◆ Work task ◆
Print the records below exactly. Omit every picture.

(Excerpts from an interface dataset)
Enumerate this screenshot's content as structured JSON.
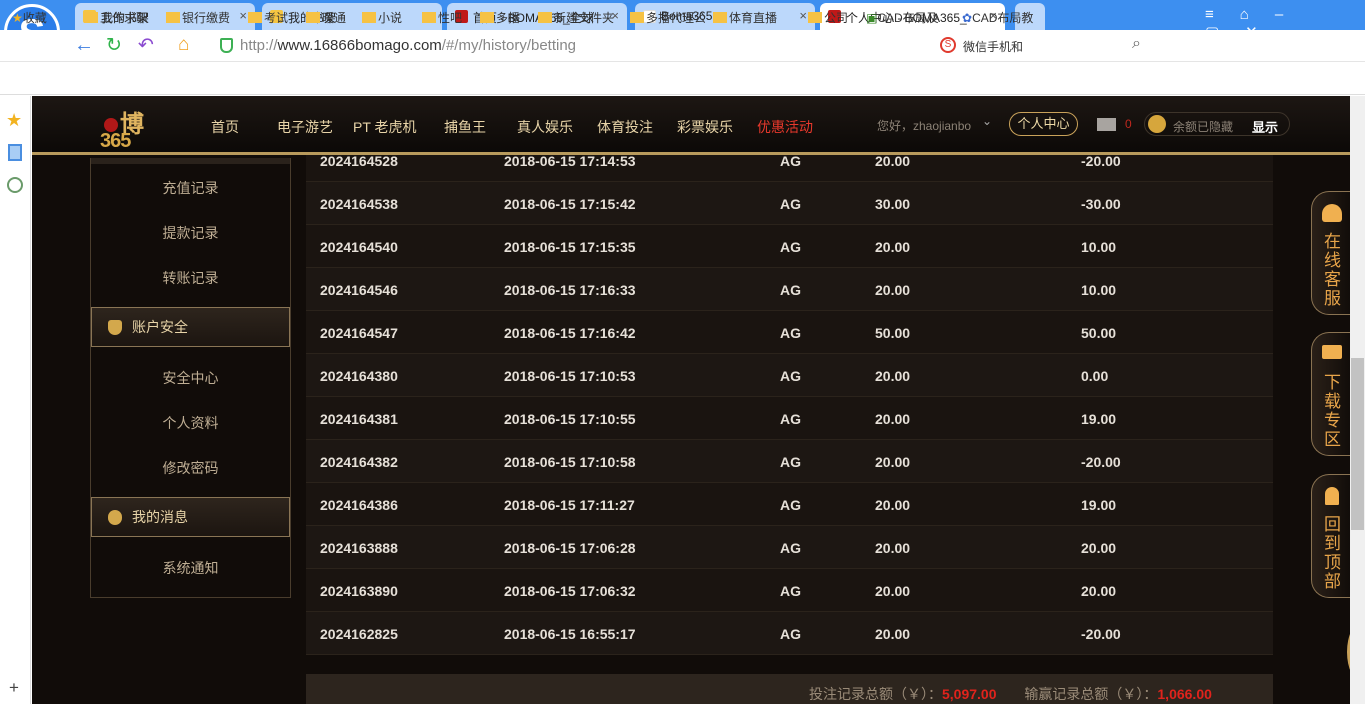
{
  "browser": {
    "tabs": [
      {
        "label": "我的书架"
      },
      {
        "label": "我的书架"
      },
      {
        "label": "首页 - BOMA365_全球"
      },
      {
        "label": "Boma365"
      },
      {
        "label": "个人中心 - BOMA365_"
      }
    ],
    "url_prefix": "http://",
    "url_host": "www.16866bomago.com",
    "url_path": "/#/my/history/betting",
    "search_text": "微信手机和",
    "bookmarks": [
      "收藏",
      "工作求职",
      "银行缴费",
      "考试",
      "暖通",
      "小说",
      "性吧",
      "多播",
      "新建文件夹",
      "多播代理公",
      "体育直播",
      "公司",
      "CAD布局及",
      "CAD布局教"
    ]
  },
  "site": {
    "nav": [
      "首页",
      "电子游艺",
      "PT 老虎机",
      "捕鱼王",
      "真人娱乐",
      "体育投注",
      "彩票娱乐",
      "优惠活动"
    ],
    "greeting": "您好，zhaojianbo",
    "center_btn": "个人中心",
    "mail_count": "0",
    "balance_hidden": "余额已隐藏",
    "show_btn": "显示",
    "sidebar": {
      "items_a": [
        "充值记录",
        "提款记录",
        "转账记录"
      ],
      "head_security": "账户安全",
      "items_b": [
        "安全中心",
        "个人资料",
        "修改密码"
      ],
      "head_msg": "我的消息",
      "items_c": [
        "系统通知"
      ]
    },
    "rows": [
      [
        "2024164528",
        "2018-06-15 17:14:53",
        "AG",
        "20.00",
        "-20.00"
      ],
      [
        "2024164538",
        "2018-06-15 17:15:42",
        "AG",
        "30.00",
        "-30.00"
      ],
      [
        "2024164540",
        "2018-06-15 17:15:35",
        "AG",
        "20.00",
        "10.00"
      ],
      [
        "2024164546",
        "2018-06-15 17:16:33",
        "AG",
        "20.00",
        "10.00"
      ],
      [
        "2024164547",
        "2018-06-15 17:16:42",
        "AG",
        "50.00",
        "50.00"
      ],
      [
        "2024164380",
        "2018-06-15 17:10:53",
        "AG",
        "20.00",
        "0.00"
      ],
      [
        "2024164381",
        "2018-06-15 17:10:55",
        "AG",
        "20.00",
        "19.00"
      ],
      [
        "2024164382",
        "2018-06-15 17:10:58",
        "AG",
        "20.00",
        "-20.00"
      ],
      [
        "2024164386",
        "2018-06-15 17:11:27",
        "AG",
        "20.00",
        "19.00"
      ],
      [
        "2024163888",
        "2018-06-15 17:06:28",
        "AG",
        "20.00",
        "20.00"
      ],
      [
        "2024163890",
        "2018-06-15 17:06:32",
        "AG",
        "20.00",
        "20.00"
      ],
      [
        "2024162825",
        "2018-06-15 16:55:17",
        "AG",
        "20.00",
        "-20.00"
      ]
    ],
    "footer": {
      "bet_label": "投注记录总额（￥）：",
      "bet_total": "5,097.00",
      "win_label": "输赢记录总额（￥）：",
      "win_total": "1,066.00"
    },
    "float": [
      "在线客服",
      "下载专区",
      "回到顶部"
    ]
  }
}
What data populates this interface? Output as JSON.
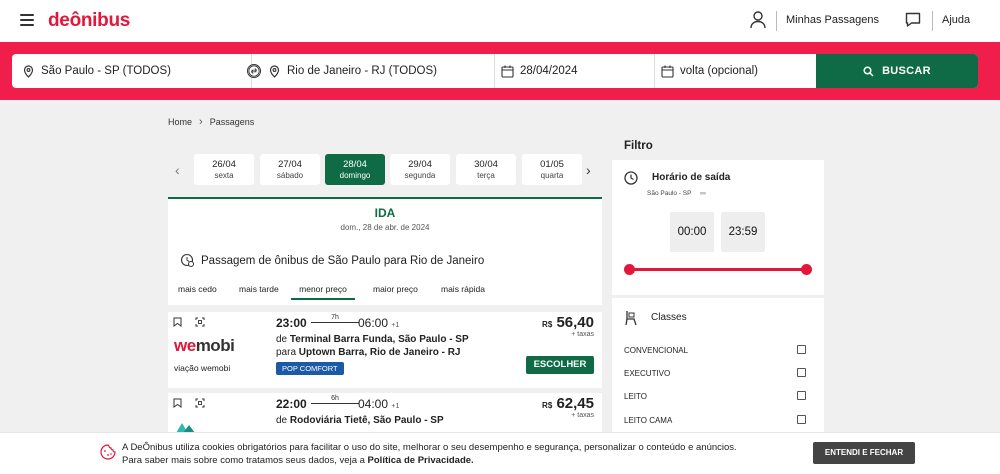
{
  "nav": {
    "logo": "deônibus",
    "my_trips": "Minhas Passagens",
    "help": "Ajuda"
  },
  "search": {
    "origin": "São Paulo - SP (TODOS)",
    "destination": "Rio de Janeiro - RJ (TODOS)",
    "date": "28/04/2024",
    "return": "volta (opcional)",
    "button": "BUSCAR"
  },
  "breadcrumb": {
    "home": "Home",
    "current": "Passagens"
  },
  "dates": [
    {
      "day": "26/04",
      "weekday": "sexta",
      "active": false
    },
    {
      "day": "27/04",
      "weekday": "sábado",
      "active": false
    },
    {
      "day": "28/04",
      "weekday": "domingo",
      "active": true
    },
    {
      "day": "29/04",
      "weekday": "segunda",
      "active": false
    },
    {
      "day": "30/04",
      "weekday": "terça",
      "active": false
    },
    {
      "day": "01/05",
      "weekday": "quarta",
      "active": false
    }
  ],
  "results": {
    "direction": "IDA",
    "date_long": "dom., 28 de abr. de 2024",
    "title": "Passagem de ônibus de São Paulo para Rio de Janeiro",
    "sorts": [
      "mais cedo",
      "mais tarde",
      "menor preço",
      "maior preço",
      "mais rápida"
    ],
    "active_sort": "menor preço"
  },
  "trips": [
    {
      "brand_a": "we",
      "brand_b": "mobi",
      "operator": "viação wemobi",
      "departure": "23:00",
      "duration": "7h",
      "arrival": "06:00",
      "day_offset": "+1",
      "from_prefix": "de",
      "from": "Terminal Barra Funda, São Paulo - SP",
      "to_prefix": "para",
      "to": "Uptown Barra, Rio de Janeiro - RJ",
      "class": "POP COMFORT",
      "currency": "R$",
      "price": "56,40",
      "tax": "+ taxas",
      "button": "ESCOLHER"
    },
    {
      "brand_a": "",
      "brand_b": "",
      "operator": "",
      "departure": "22:00",
      "duration": "6h",
      "arrival": "04:00",
      "day_offset": "+1",
      "from_prefix": "de",
      "from": "Rodoviária Tietê, São Paulo - SP",
      "currency": "R$",
      "price": "62,45",
      "tax": "+ taxas"
    }
  ],
  "filter": {
    "title": "Filtro",
    "departure_title": "Horário de saída",
    "departure_city": "São Paulo - SP",
    "time_from": "00:00",
    "time_to": "23:59",
    "classes_title": "Classes",
    "classes": [
      "CONVENCIONAL",
      "EXECUTIVO",
      "LEITO",
      "LEITO CAMA"
    ]
  },
  "cookie": {
    "line1": "A DeÔnibus utiliza cookies obrigatórios para facilitar o uso do site, melhorar o seu desempenho e segurança, personalizar o conteúdo e anúncios.",
    "line2": "Para saber mais sobre como tratamos seus dados, veja a",
    "link": "Política de Privacidade.",
    "button": "ENTENDI E FECHAR"
  },
  "colors": {
    "brand_red": "#ef1e4a",
    "accent_green": "#0f6b45",
    "badge_blue": "#1c5aa6"
  }
}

◆ Solved problem ◆
Enumerate this screenshot's content as structured JSON.
{
  "browser": {
    "tabs": [
      {
        "label": "我的书架"
      },
      {
        "label": "我的书架"
      },
      {
        "label": "首页 - BOMA365_全球"
      },
      {
        "label": "Boma365"
      },
      {
        "label": "个人中心 - BOMA365_"
      }
    ],
    "url_prefix": "http://",
    "url_host": "www.16866bomago.com",
    "url_path": "/#/my/history/betting",
    "search_text": "微信手机和",
    "bookmarks": [
      "收藏",
      "工作求职",
      "银行缴费",
      "考试",
      "暖通",
      "小说",
      "性吧",
      "多播",
      "新建文件夹",
      "多播代理公",
      "体育直播",
      "公司",
      "CAD布局及",
      "CAD布局教"
    ]
  },
  "site": {
    "nav": [
      "首页",
      "电子游艺",
      "PT 老虎机",
      "捕鱼王",
      "真人娱乐",
      "体育投注",
      "彩票娱乐",
      "优惠活动"
    ],
    "greeting": "您好，zhaojianbo",
    "center_btn": "个人中心",
    "mail_count": "0",
    "balance_hidden": "余额已隐藏",
    "show_btn": "显示",
    "sidebar": {
      "items_a": [
        "充值记录",
        "提款记录",
        "转账记录"
      ],
      "head_security": "账户安全",
      "items_b": [
        "安全中心",
        "个人资料",
        "修改密码"
      ],
      "head_msg": "我的消息",
      "items_c": [
        "系统通知"
      ]
    },
    "rows": [
      [
        "2024164528",
        "2018-06-15 17:14:53",
        "AG",
        "20.00",
        "-20.00"
      ],
      [
        "2024164538",
        "2018-06-15 17:15:42",
        "AG",
        "30.00",
        "-30.00"
      ],
      [
        "2024164540",
        "2018-06-15 17:15:35",
        "AG",
        "20.00",
        "10.00"
      ],
      [
        "2024164546",
        "2018-06-15 17:16:33",
        "AG",
        "20.00",
        "10.00"
      ],
      [
        "2024164547",
        "2018-06-15 17:16:42",
        "AG",
        "50.00",
        "50.00"
      ],
      [
        "2024164380",
        "2018-06-15 17:10:53",
        "AG",
        "20.00",
        "0.00"
      ],
      [
        "2024164381",
        "2018-06-15 17:10:55",
        "AG",
        "20.00",
        "19.00"
      ],
      [
        "2024164382",
        "2018-06-15 17:10:58",
        "AG",
        "20.00",
        "-20.00"
      ],
      [
        "2024164386",
        "2018-06-15 17:11:27",
        "AG",
        "20.00",
        "19.00"
      ],
      [
        "2024163888",
        "2018-06-15 17:06:28",
        "AG",
        "20.00",
        "20.00"
      ],
      [
        "2024163890",
        "2018-06-15 17:06:32",
        "AG",
        "20.00",
        "20.00"
      ],
      [
        "2024162825",
        "2018-06-15 16:55:17",
        "AG",
        "20.00",
        "-20.00"
      ]
    ],
    "footer": {
      "bet_label": "投注记录总额（￥）：",
      "bet_total": "5,097.00",
      "win_label": "输赢记录总额（￥）：",
      "win_total": "1,066.00"
    },
    "float": [
      "在线客服",
      "下载专区",
      "回到顶部"
    ]
  }
}
What data populates this interface? Output as JSON.
{
  "nav": {
    "logo": "deônibus",
    "my_trips": "Minhas Passagens",
    "help": "Ajuda"
  },
  "search": {
    "origin": "São Paulo - SP (TODOS)",
    "destination": "Rio de Janeiro - RJ (TODOS)",
    "date": "28/04/2024",
    "return": "volta (opcional)",
    "button": "BUSCAR"
  },
  "breadcrumb": {
    "home": "Home",
    "current": "Passagens"
  },
  "dates": [
    {
      "day": "26/04",
      "weekday": "sexta",
      "active": false
    },
    {
      "day": "27/04",
      "weekday": "sábado",
      "active": false
    },
    {
      "day": "28/04",
      "weekday": "domingo",
      "active": true
    },
    {
      "day": "29/04",
      "weekday": "segunda",
      "active": false
    },
    {
      "day": "30/04",
      "weekday": "terça",
      "active": false
    },
    {
      "day": "01/05",
      "weekday": "quarta",
      "active": false
    }
  ],
  "results": {
    "direction": "IDA",
    "date_long": "dom., 28 de abr. de 2024",
    "title": "Passagem de ônibus de São Paulo para Rio de Janeiro",
    "sorts": [
      "mais cedo",
      "mais tarde",
      "menor preço",
      "maior preço",
      "mais rápida"
    ],
    "active_sort": "menor preço"
  },
  "trips": [
    {
      "brand_a": "we",
      "brand_b": "mobi",
      "operator": "viação wemobi",
      "departure": "23:00",
      "duration": "7h",
      "arrival": "06:00",
      "day_offset": "+1",
      "from_prefix": "de",
      "from": "Terminal Barra Funda, São Paulo - SP",
      "to_prefix": "para",
      "to": "Uptown Barra, Rio de Janeiro - RJ",
      "class": "POP COMFORT",
      "currency": "R$",
      "price": "56,40",
      "tax": "+ taxas",
      "button": "ESCOLHER"
    },
    {
      "brand_a": "",
      "brand_b": "",
      "operator": "",
      "departure": "22:00",
      "duration": "6h",
      "arrival": "04:00",
      "day_offset": "+1",
      "from_prefix": "de",
      "from": "Rodoviária Tietê, São Paulo - SP",
      "currency": "R$",
      "price": "62,45",
      "tax": "+ taxas"
    }
  ],
  "filter": {
    "title": "Filtro",
    "departure_title": "Horário de saída",
    "departure_city": "São Paulo - SP",
    "time_from": "00:00",
    "time_to": "23:59",
    "classes_title": "Classes",
    "classes": [
      "CONVENCIONAL",
      "EXECUTIVO",
      "LEITO",
      "LEITO CAMA"
    ]
  },
  "cookie": {
    "line1": "A DeÔnibus utiliza cookies obrigatórios para facilitar o uso do site, melhorar o seu desempenho e segurança, personalizar o conteúdo e anúncios.",
    "line2": "Para saber mais sobre como tratamos seus dados, veja a",
    "link": "Política de Privacidade.",
    "button": "ENTENDI E FECHAR"
  },
  "colors": {
    "brand_red": "#ef1e4a",
    "accent_green": "#0f6b45",
    "badge_blue": "#1c5aa6"
  }
}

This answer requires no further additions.